BW: The US-led international peace process is unable to bring about a positive, long-term change because it is based on what the U.S. feels is Israel’s best interests. The peace process is meant to replace international law rather than implement it, it is designed to shield Israel from accountability because Israel’s routine violations of international law and international humanitarian law are not considered punishable or sanctionable, they are deemed to be part of what the two sides have to “eventually sort out”.
The peace process is also designed to maintain Israel as a Jewish state in the majority of historic Palestine and, as such, is unable to provide a legitimate and satisfactory answer to the Palestinian refugees’ right to return to their lands.
The negotiations consider the Palestinian people as inferior because they don’t afford them the same rights. Israel is deemed to have legitimate security needs but the Palestinians do not. The right of Palestinian refugees is trumped by Israel’s demand to maintain a Jewish majority.
The only thing that can produce real change is pressure on Israel in a way that makes the status-quo unsustainable. This can be pressure from the Palestinian people themselves, which can materialise in different forms. It can also be pressure from the outside, which could be regional or from those countries that, until now, have supported Israel diplomatically, economically or militarily. As such, it must involve stopping this special treatment Israel has been receiving.

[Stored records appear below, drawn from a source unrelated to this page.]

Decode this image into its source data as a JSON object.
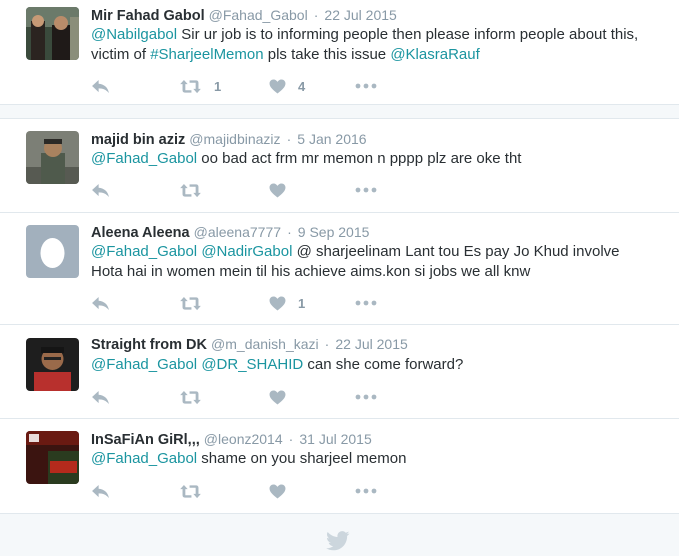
{
  "tweets": [
    {
      "name": "Mir Fahad Gabol",
      "handle": "@Fahad_Gabol",
      "time": "22 Jul 2015",
      "text_parts": [
        "@Nabilgabol",
        " Sir ur job is to informing people then please inform people about this, victim of ",
        "#SharjeelMemon",
        " pls take this issue ",
        "@KlasraRauf"
      ],
      "retweets": "1",
      "likes": "4"
    },
    {
      "name": "majid bin aziz",
      "handle": "@majidbinaziz",
      "time": "5 Jan 2016",
      "text_parts": [
        "@Fahad_Gabol",
        " oo bad act frm mr memon n pppp plz are oke tht"
      ],
      "retweets": "",
      "likes": ""
    },
    {
      "name": "Aleena Aleena",
      "handle": "@aleena7777",
      "time": "9 Sep 2015",
      "text_parts": [
        "@Fahad_Gabol",
        " ",
        "@NadirGabol",
        " @ sharjeelinam Lant tou Es pay Jo Khud involve Hota hai in women mein til his achieve aims.kon si jobs we all knw"
      ],
      "retweets": "",
      "likes": "1"
    },
    {
      "name": "Straight from DK",
      "handle": "@m_danish_kazi",
      "time": "22 Jul 2015",
      "text_parts": [
        "@Fahad_Gabol",
        " ",
        "@DR_SHAHID",
        " can she come forward?"
      ],
      "retweets": "",
      "likes": ""
    },
    {
      "name": "InSaFiAn GiRl,,,",
      "handle": "@leonz2014",
      "time": "31 Jul 2015",
      "text_parts": [
        "@Fahad_Gabol",
        " shame on you sharjeel memon"
      ],
      "retweets": "",
      "likes": ""
    }
  ],
  "colors": {
    "link": "#1b95a0",
    "icon": "#aab8c2",
    "meta": "#8899a6"
  },
  "icons": [
    "reply-icon",
    "retweet-icon",
    "heart-icon",
    "more-icon",
    "twitter-bird-icon",
    "default-egg-avatar"
  ]
}
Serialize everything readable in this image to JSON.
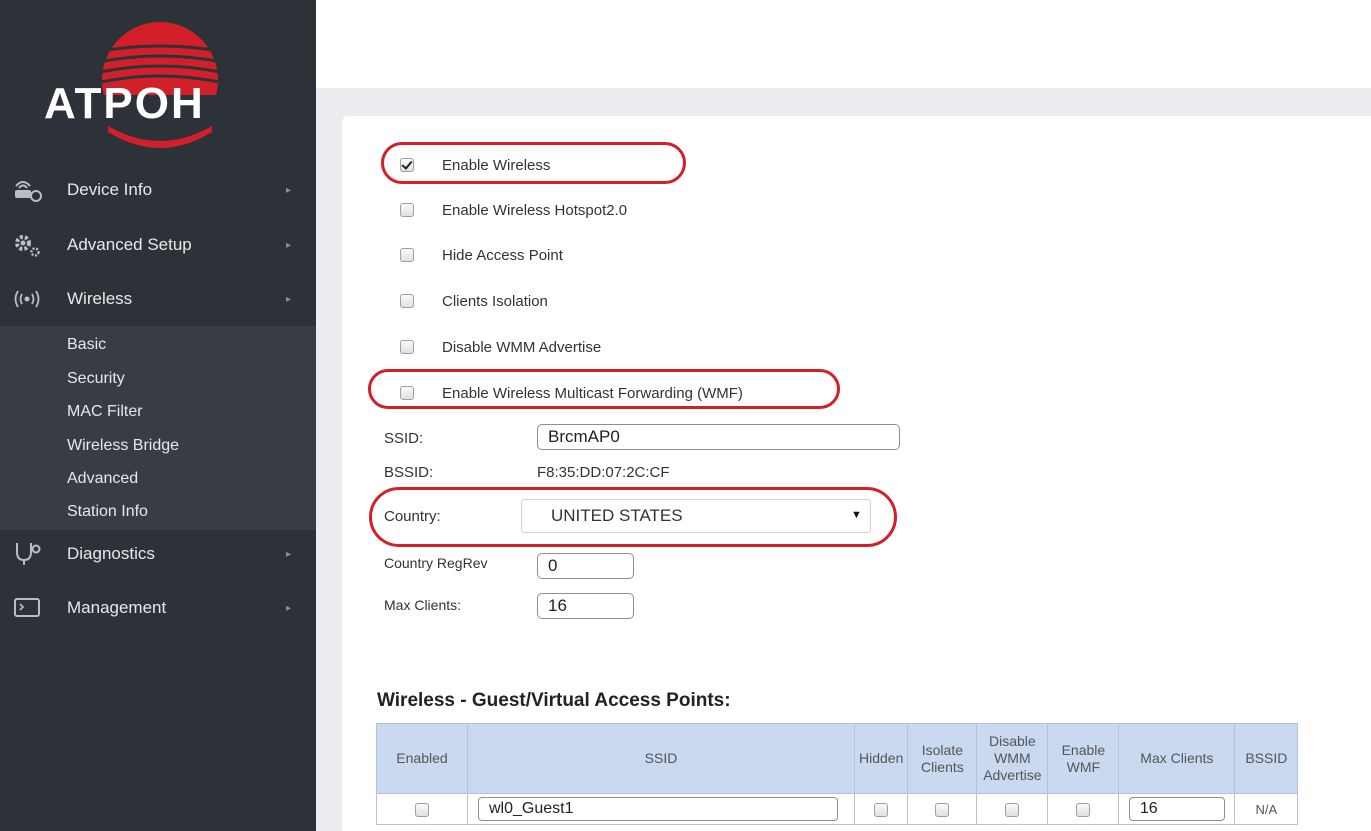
{
  "brand": {
    "logo_text": "ATPOH",
    "accent": "#d21f2a"
  },
  "sidebar": {
    "items": [
      {
        "label": "Device Info",
        "icon": "router-icon"
      },
      {
        "label": "Advanced Setup",
        "icon": "gears-icon"
      },
      {
        "label": "Wireless",
        "icon": "wireless-signal-icon"
      },
      {
        "label": "Diagnostics",
        "icon": "stethoscope-icon"
      },
      {
        "label": "Management",
        "icon": "monitor-icon"
      }
    ],
    "wireless_sub": [
      "Basic",
      "Security",
      "MAC Filter",
      "Wireless Bridge",
      "Advanced",
      "Station Info"
    ]
  },
  "options": [
    {
      "label": "Enable Wireless",
      "checked": true
    },
    {
      "label": "Enable Wireless Hotspot2.0",
      "checked": false
    },
    {
      "label": "Hide Access Point",
      "checked": false
    },
    {
      "label": "Clients Isolation",
      "checked": false
    },
    {
      "label": "Disable WMM Advertise",
      "checked": false
    },
    {
      "label": "Enable Wireless Multicast Forwarding (WMF)",
      "checked": false
    }
  ],
  "fields": {
    "ssid_label": "SSID:",
    "ssid_value": "BrcmAP0",
    "bssid_label": "BSSID:",
    "bssid_value": "F8:35:DD:07:2C:CF",
    "country_label": "Country:",
    "country_value": "UNITED STATES",
    "regrev_label": "Country RegRev",
    "regrev_value": "0",
    "max_clients_label": "Max Clients:",
    "max_clients_value": "16"
  },
  "guest_section": {
    "title": "Wireless - Guest/Virtual Access Points:",
    "headers": [
      "Enabled",
      "SSID",
      "Hidden",
      "Isolate Clients",
      "Disable WMM Advertise",
      "Enable WMF",
      "Max Clients",
      "BSSID"
    ],
    "rows": [
      {
        "ssid": "wl0_Guest1",
        "max_clients": "16",
        "bssid": "N/A"
      }
    ]
  }
}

That is the kind of pressure that is required to change the situation because, as Martin Luther King pointed out in the context of struggling for civil rights in the U.S. “freedom is never voluntarily given by the oppressor; it must be demanded by the oppressed.”

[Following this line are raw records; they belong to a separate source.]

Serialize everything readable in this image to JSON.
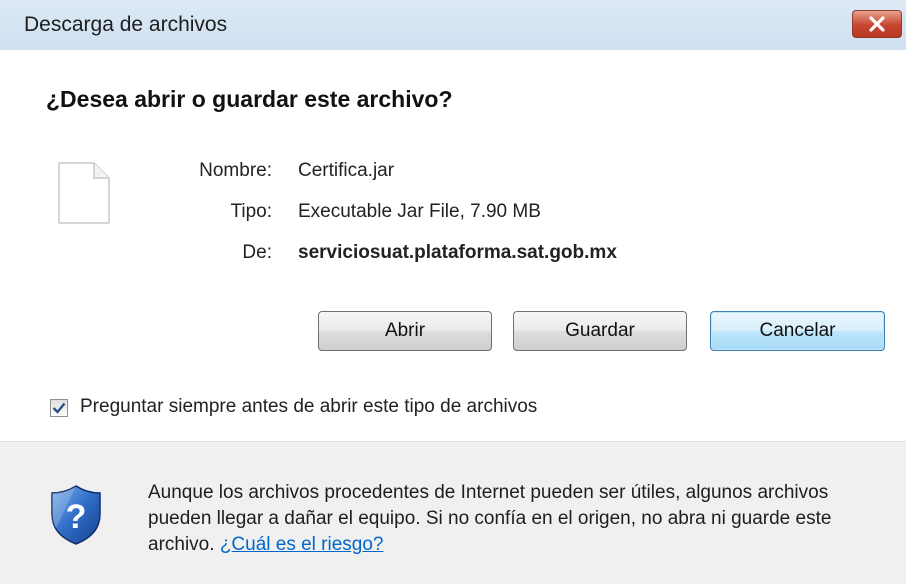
{
  "dialog": {
    "title": "Descarga de archivos",
    "close_icon": "close-icon",
    "heading": "¿Desea abrir o guardar este archivo?",
    "file_icon": "generic-file-icon",
    "fields": {
      "name_label": "Nombre:",
      "name_value": "Certifica.jar",
      "type_label": "Tipo:",
      "type_value": "Executable Jar File, 7.90 MB",
      "from_label": "De:",
      "from_value": "serviciosuat.plataforma.sat.gob.mx"
    },
    "buttons": {
      "open": "Abrir",
      "save": "Guardar",
      "cancel": "Cancelar"
    },
    "checkbox": {
      "label": "Preguntar siempre antes de abrir este tipo de archivos",
      "checked": true
    },
    "warning": {
      "icon": "security-shield-question-icon",
      "text": "Aunque los archivos procedentes de Internet pueden ser útiles, algunos archivos pueden llegar a dañar el equipo. Si no confía en el origen, no abra ni guarde este archivo.",
      "link": "¿Cuál es el riesgo?"
    }
  },
  "colors": {
    "titlebar": "#d6e5f4",
    "close_button": "#c8452e",
    "footer": "#f0f0f0",
    "link": "#0066cc"
  }
}
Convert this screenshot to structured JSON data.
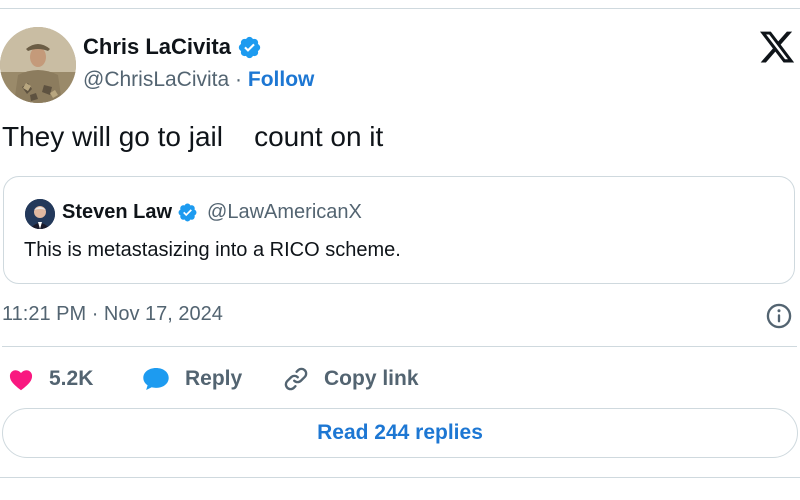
{
  "author": {
    "name": "Chris LaCivita",
    "handle": "@ChrisLaCivita",
    "separator": "·",
    "follow_label": "Follow"
  },
  "tweet": {
    "text": "They will go to jail    count on it"
  },
  "quote": {
    "name": "Steven Law",
    "handle": "@LawAmericanX",
    "text": "This is metastasizing into a RICO scheme."
  },
  "timestamp": {
    "time": "11:21 PM",
    "separator": "·",
    "date": "Nov 17, 2024"
  },
  "actions": {
    "likes_count": "5.2K",
    "reply_label": "Reply",
    "copy_link_label": "Copy link"
  },
  "read_replies_label": "Read 244 replies",
  "colors": {
    "accent": "#1d77d3",
    "like_heart": "#f91880",
    "reply_bubble": "#1d9bf0",
    "verified": "#1d9bf0",
    "muted_text": "#536471",
    "border": "#cfd9de"
  },
  "icons": {
    "like": "heart-icon",
    "reply": "speech-bubble-icon",
    "copy_link": "link-icon",
    "info": "info-icon",
    "brand": "x-logo-icon",
    "verified": "verified-badge-icon"
  }
}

SC: Thank you for talking to Ceasefire.
More information on Israeli Apartheid Week can be found at the official website.
Israeli Apartheid: A Beginner’s Guide

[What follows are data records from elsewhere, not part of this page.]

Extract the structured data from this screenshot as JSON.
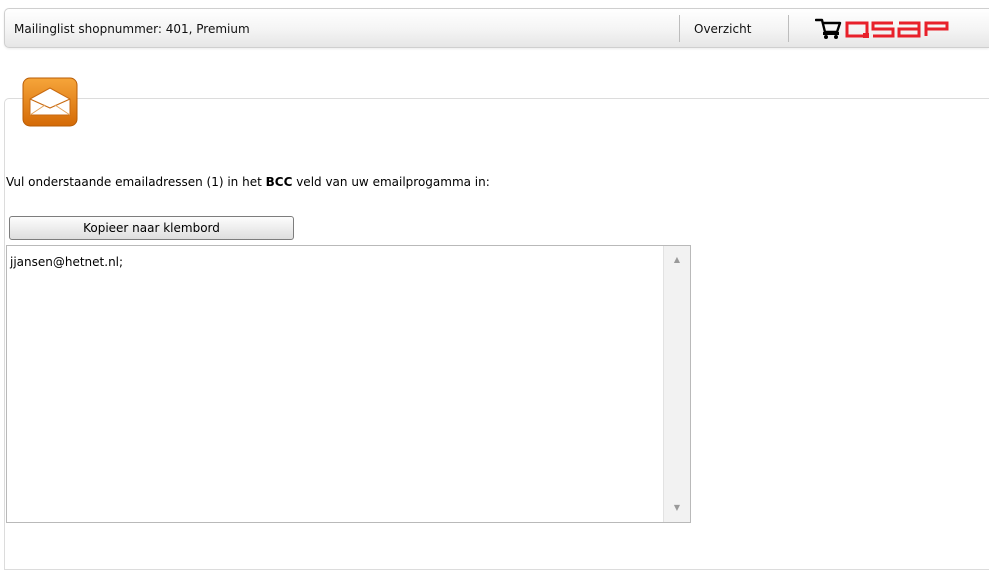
{
  "header": {
    "title": "Mailinglist shopnummer: 401, Premium",
    "overview_link": "Overzicht",
    "logo_text": "QSAP",
    "logo_color": "#e8202a"
  },
  "content": {
    "instruction_before": "Vul onderstaande emailadressen (1) in het ",
    "instruction_bold": "BCC",
    "instruction_after": " veld van uw emailprogamma in:",
    "copy_button_label": "Kopieer naar klembord",
    "email_list": "jjansen@hetnet.nl;"
  },
  "icons": {
    "mail": "mail-envelope-icon",
    "cart": "cart-icon",
    "scroll_up": "scroll-up-arrow-icon",
    "scroll_down": "scroll-down-arrow-icon"
  },
  "colors": {
    "icon_orange": "#e07c10",
    "logo_red": "#e8202a"
  }
}
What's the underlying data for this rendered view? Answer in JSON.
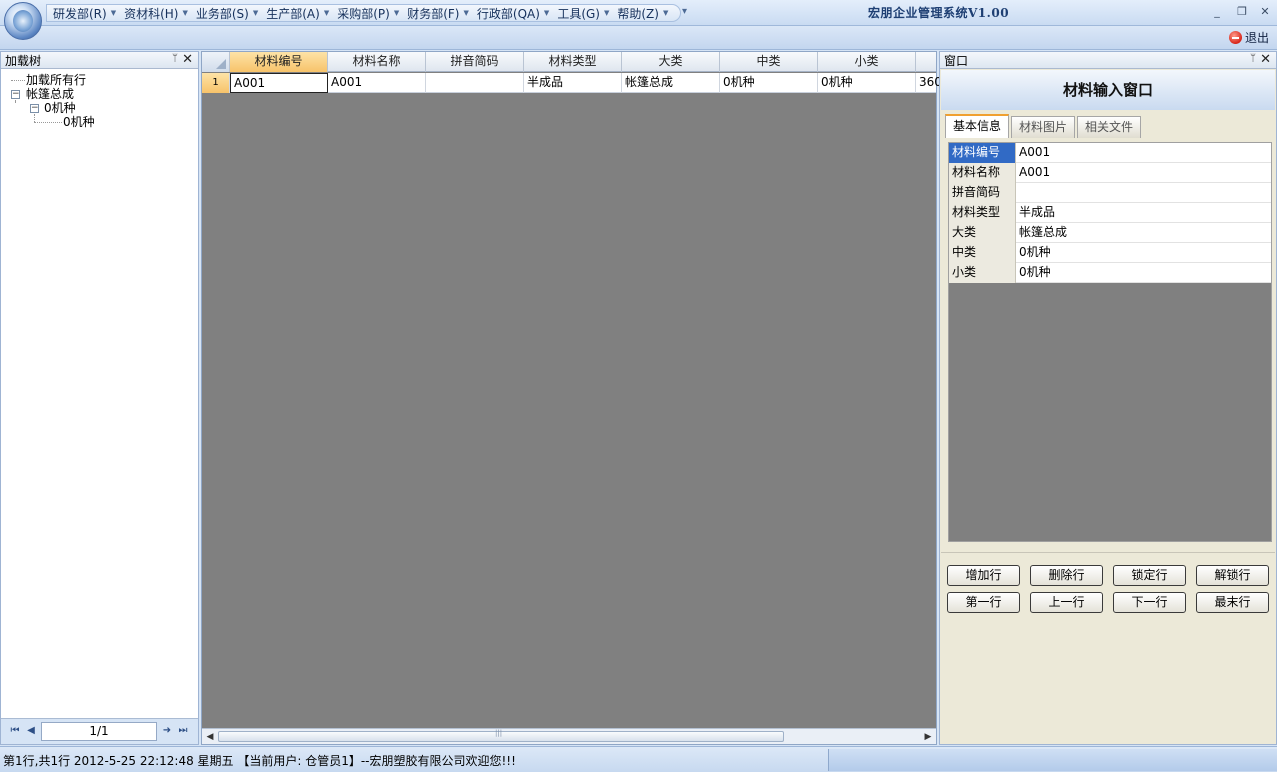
{
  "app": {
    "title": "宏朋企业管理系统V1.00",
    "exit_label": "退出"
  },
  "menu": {
    "items": [
      {
        "label": "研发部(R)"
      },
      {
        "label": "资材科(H)"
      },
      {
        "label": "业务部(S)"
      },
      {
        "label": "生产部(A)"
      },
      {
        "label": "采购部(P)"
      },
      {
        "label": "财务部(F)"
      },
      {
        "label": "行政部(QA)"
      },
      {
        "label": "工具(G)"
      },
      {
        "label": "帮助(Z)"
      }
    ],
    "more_icon": "▾"
  },
  "window_controls": {
    "minimize": "_",
    "restore": "❐",
    "close": "✕"
  },
  "left_panel": {
    "title": "加载树",
    "tree": [
      {
        "label": "加载所有行"
      },
      {
        "label": "帐篷总成"
      },
      {
        "label": "0机种"
      },
      {
        "label": "0机种"
      }
    ],
    "pager": {
      "value": "1/1"
    }
  },
  "grid": {
    "columns": [
      "材料编号",
      "材料名称",
      "拼音简码",
      "材料类型",
      "大类",
      "中类",
      "小类",
      ""
    ],
    "rows": [
      {
        "num": "1",
        "cells": [
          "A001",
          "A001",
          "",
          "半成品",
          "帐篷总成",
          "0机种",
          "0机种",
          "360"
        ]
      }
    ]
  },
  "right_panel": {
    "title": "窗口",
    "form_title": "材料输入窗口",
    "tabs": [
      {
        "label": "基本信息",
        "active": true
      },
      {
        "label": "材料图片",
        "active": false
      },
      {
        "label": "相关文件",
        "active": false
      }
    ],
    "fields": [
      {
        "label": "材料编号",
        "value": "A001"
      },
      {
        "label": "材料名称",
        "value": "A001"
      },
      {
        "label": "拼音简码",
        "value": ""
      },
      {
        "label": "材料类型",
        "value": "半成品"
      },
      {
        "label": "大类",
        "value": "帐篷总成"
      },
      {
        "label": "中类",
        "value": "0机种"
      },
      {
        "label": "小类",
        "value": "0机种"
      }
    ],
    "buttons": {
      "add_row": "增加行",
      "delete_row": "删除行",
      "lock_row": "锁定行",
      "unlock_row": "解锁行",
      "first_row": "第一行",
      "prev_row": "上一行",
      "next_row": "下一行",
      "last_row": "最末行"
    }
  },
  "status": {
    "text": "第1行,共1行 2012-5-25 22:12:48  星期五 【当前用户: 仓管员1】--宏朋塑胶有限公司欢迎您!!!"
  },
  "colors": {
    "accent": "#316ac5",
    "header_selected": "#f7c36a",
    "grid_empty": "#808080",
    "exit_red": "#d8261a"
  }
}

Release Date: 20 Feb 2014
Leave a Reply
- Special Report | A (Not So) Silent Takeover: Social Cleansing in London’s East End
- Comment | Lutfur Rahman Verdict: An Overview
- Analysis | ‘Burning A Woman Who’s Already Dead': On (Not) Talking About Male Violence Against Women
- Comment | Theresa May’s Witch-Hunt of the Muslim Community Continues
- Comment | How the UK ‘security’ Industry Fuels Human Rights Abuses Around the World
More In Politics
- Books | Bridget Anderson on Europe’s ‘violent humanitarianism’ in the Mediterranean
- Politics | Why is the British Establishment Handing Over a Parliamentary Seat to a Despot’s Niece?
- Comment | The Maajid Nawaz Scandal: With ‘Feminists’ Like These, Who Needs The Patriarchy?
- Politics | Yemen: This is about geopolitical, not sectarian, interests
- Comment | The Last Stand: On the Lutfur Rahman Trial
More In Features
- Books | Bridget Anderson on Europe’s ‘violent humanitarianism’ in the Mediterranean
- Interview | Race, Migration and Politics: In Conversation With Gary Younge
- Interview | Aamer Rahman: “I never make up stories, all my stories are true”
- Special Report | A new front in the War on Terror in Bangladesh? The Avijit Roy Murder and the Manufacturing of Consent
- Special Report | How our governments use military charities to evade the real cost of their wars
More In Profiles
More In Arts & Culture
- Books | Review | Settled Wanderers: The Poetry of a Landless People
- Arts & Culture | Exhibition | DIY Cultures 2015 / DIY Justice (Rich Mix, London)
- Books | Review | Unmaking Merlin: Anarchist Tendencies in English Literature (Zero Books)
- Arts & Culture | Incorrigible Idealist vs. Impenetrable Darkness: The suspect politics of ‘The Honourable Woman’
- Books | Review | ‘Assata: An Autobiography’ by Assata Shakur